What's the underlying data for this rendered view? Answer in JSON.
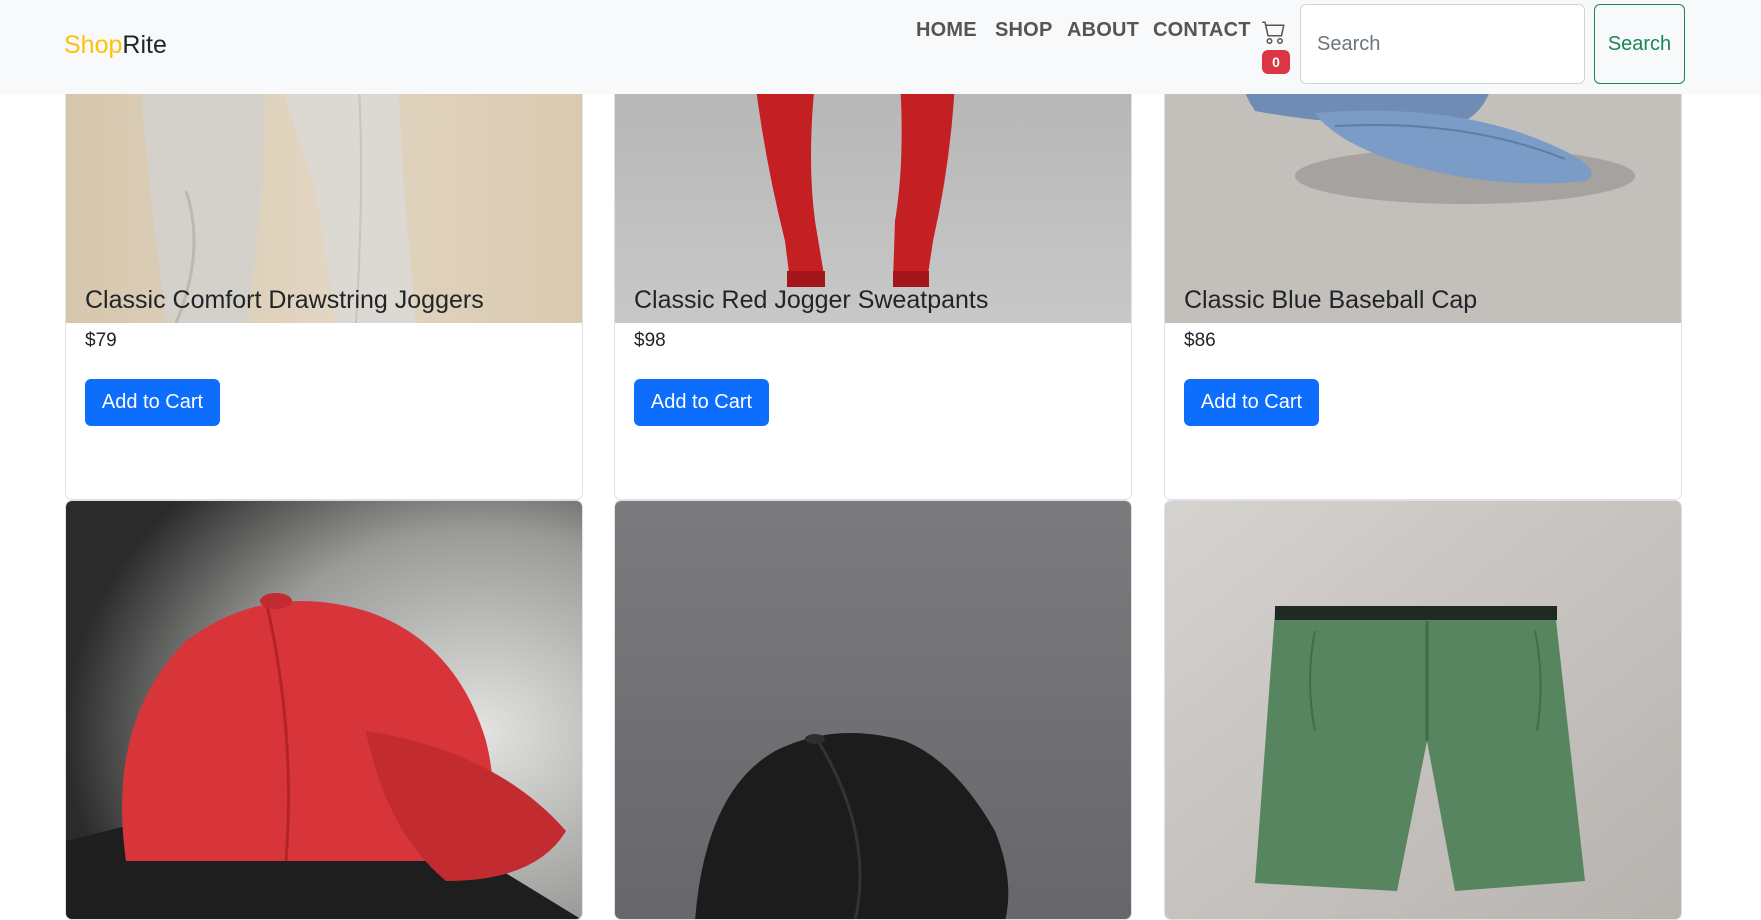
{
  "navbar": {
    "brand_part1": "Shop",
    "brand_part2": "Rite",
    "links": [
      "HOME",
      "SHOP",
      "ABOUT",
      "CONTACT"
    ],
    "cart_count": "0",
    "search_placeholder": "Search",
    "search_button": "Search"
  },
  "products": [
    {
      "title": "Classic Comfort Drawstring Joggers",
      "price": "$79",
      "button": "Add to Cart"
    },
    {
      "title": "Classic Red Jogger Sweatpants",
      "price": "$98",
      "button": "Add to Cart"
    },
    {
      "title": "Classic Blue Baseball Cap",
      "price": "$86",
      "button": "Add to Cart"
    },
    {
      "title": "",
      "price": "",
      "button": ""
    },
    {
      "title": "",
      "price": "",
      "button": ""
    },
    {
      "title": "",
      "price": "",
      "button": ""
    }
  ],
  "colors": {
    "brand_accent": "#ffc107",
    "primary_button": "#0d6efd",
    "success_outline": "#198754",
    "badge": "#dc3545",
    "navbar_bg": "#f8f9fa"
  }
}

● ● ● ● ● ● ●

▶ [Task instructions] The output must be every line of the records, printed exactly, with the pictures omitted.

▶ [Answer section]
What's the underlying data for this rendered view? Answer in JSON.
{
  "navbar": {
    "brand_part1": "Shop",
    "brand_part2": "Rite",
    "links": [
      "HOME",
      "SHOP",
      "ABOUT",
      "CONTACT"
    ],
    "cart_count": "0",
    "search_placeholder": "Search",
    "search_button": "Search"
  },
  "products": [
    {
      "title": "Classic Comfort Drawstring Joggers",
      "price": "$79",
      "button": "Add to Cart"
    },
    {
      "title": "Classic Red Jogger Sweatpants",
      "price": "$98",
      "button": "Add to Cart"
    },
    {
      "title": "Classic Blue Baseball Cap",
      "price": "$86",
      "button": "Add to Cart"
    },
    {
      "title": "",
      "price": "",
      "button": ""
    },
    {
      "title": "",
      "price": "",
      "button": ""
    },
    {
      "title": "",
      "price": "",
      "button": ""
    }
  ],
  "colors": {
    "brand_accent": "#ffc107",
    "primary_button": "#0d6efd",
    "success_outline": "#198754",
    "badge": "#dc3545",
    "navbar_bg": "#f8f9fa"
  }
}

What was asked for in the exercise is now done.